I will never forget the relief I felt when my dad arrived at the door of our dorm room. I burst into tears and collapsed in his arms. Within the day, he had packed up all of my things and checked us into a hotel that night. He drove me home the next day. I was devastated. This was NOT how being a college student was supposed to be.
The next 6 months were a blur. The doctors were fairly sure I had some kind of an allergy, but they weren’t sure WHAT kind. They told me if they didn’t figure it out, I would die. Doctors and tests and hospitals and surgeries…for six solid months. To be 18 and dealing with all of that was not ideal, as far as I was concerned.

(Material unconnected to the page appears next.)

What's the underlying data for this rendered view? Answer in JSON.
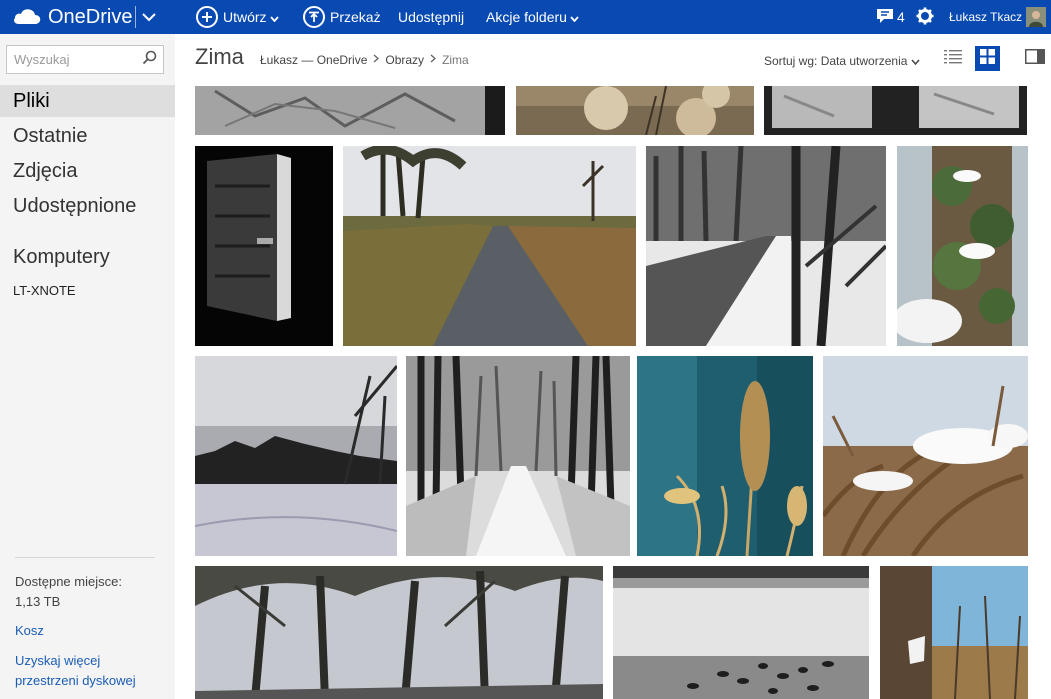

I would start to feel better, and then suddenly I would become worse than before. It was horribly disheartening. And it was then that I battled serious depression.
My dad had this knife collection on the bookshelf in the living room. They were all different kinds, with the fancy ivory handles and the engravings, and the sharp, sharp blades. The pain I experienced normally came at night, for some reason. I would get up and pace through the house, trying to move around, hoping it would help to ease the awful pangs. I would stop at that bookshelf and handle knife after knife, thinking of how easy it would be to just end it. My stomach already hurt so badly, plunging a knife into it surely wouldn’t be much worse. There would be no more confusion, no more depression, and my parents would no longer be worried…I formulated all kinds of plans. But I was never able to make it happen.

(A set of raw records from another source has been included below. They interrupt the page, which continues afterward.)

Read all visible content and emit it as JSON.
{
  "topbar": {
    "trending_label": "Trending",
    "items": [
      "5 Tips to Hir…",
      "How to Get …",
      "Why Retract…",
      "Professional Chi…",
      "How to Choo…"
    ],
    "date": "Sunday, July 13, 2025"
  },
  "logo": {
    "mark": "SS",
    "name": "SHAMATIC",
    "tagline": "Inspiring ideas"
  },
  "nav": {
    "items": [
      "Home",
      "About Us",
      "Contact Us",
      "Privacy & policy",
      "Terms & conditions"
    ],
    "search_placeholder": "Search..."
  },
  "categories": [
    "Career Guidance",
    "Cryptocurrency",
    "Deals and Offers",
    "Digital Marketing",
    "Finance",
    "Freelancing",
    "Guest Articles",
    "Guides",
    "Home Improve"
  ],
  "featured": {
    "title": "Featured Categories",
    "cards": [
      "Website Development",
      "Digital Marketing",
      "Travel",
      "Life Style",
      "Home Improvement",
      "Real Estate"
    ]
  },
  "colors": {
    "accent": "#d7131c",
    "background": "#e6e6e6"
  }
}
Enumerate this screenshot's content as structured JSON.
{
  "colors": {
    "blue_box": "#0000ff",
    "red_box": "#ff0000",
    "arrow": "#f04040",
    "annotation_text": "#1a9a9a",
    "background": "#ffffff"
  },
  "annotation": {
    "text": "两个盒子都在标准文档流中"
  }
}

When they finally gave me the diagnosis of Celiac’s Disease, no one knew what that was! It wasn’t a common thing like it is now, and “gluten-free” wasn’t a fad-diet that anyone with a brain could follow! We literally had to start from scratch.
Thank God for my mom, who did SO much research and experimented with SO many recipes for me. I have no idea how she pulled out of her hat everything that she did, but grateful doesn’t even begin to describe it. She was absolutely amazing!
And I started to feel better. I wasn’t thrilled at adjusting my diet, but hey – it was working! I started being able to keep food inside me after months of it washing right through my intestines. I started gaining strength. I could take showers again instead of having to lay in the tub for lack of strength. My hair started to grow thick again. And the pain. The pain eased to a level that I could actually bear.
After the better part of a year…life was started to get back to normal. Well, a new kind of normal. And I was okay with that! Currently, it has been 10 months since I have had a “bout” with my Celiac’s, and for that, I am SO grateful!
Looking back now, I remember all of that as being a horrible blur on the timeline of my life. I don’t wish it upon anyone – and I am VERY glad that it’s behind me. But I’ve chosen to use the experience as a way to help others.
Do you remember me mentioning at the beginning of this post that since Celiac Disease is an autoimmune disorder, persons with the disease are very susceptible to developing additional autoimmune disorders? Well, last year, I was diagnosed with Hypothyroidism, which is indeed another autoimmune disorder, so things are progressing along as cautiously expected. I’m thankful that this condition was caught very early, and has a very simple treatment: one pill with a glass of water every morning. It could have been so much worse.
I don’t know how many people will be helped from reading my story, or checking through the resources here on the blog, or asking me questions, or just talking and letting me listen. I hope many. But even if I can only help a handful of people…it will all have been worth it!
Due to the amount of comments from all of my wonderful readers, it is not always possible for me to respond to each one. However, I absolutely do read them all, and if you’d like to address something specific, or have a question for me, please don’t hesitate to email me at Kristen@theroadtodomestication.com. I will respond to your email as soon as possible! Thank you for visiting the blog!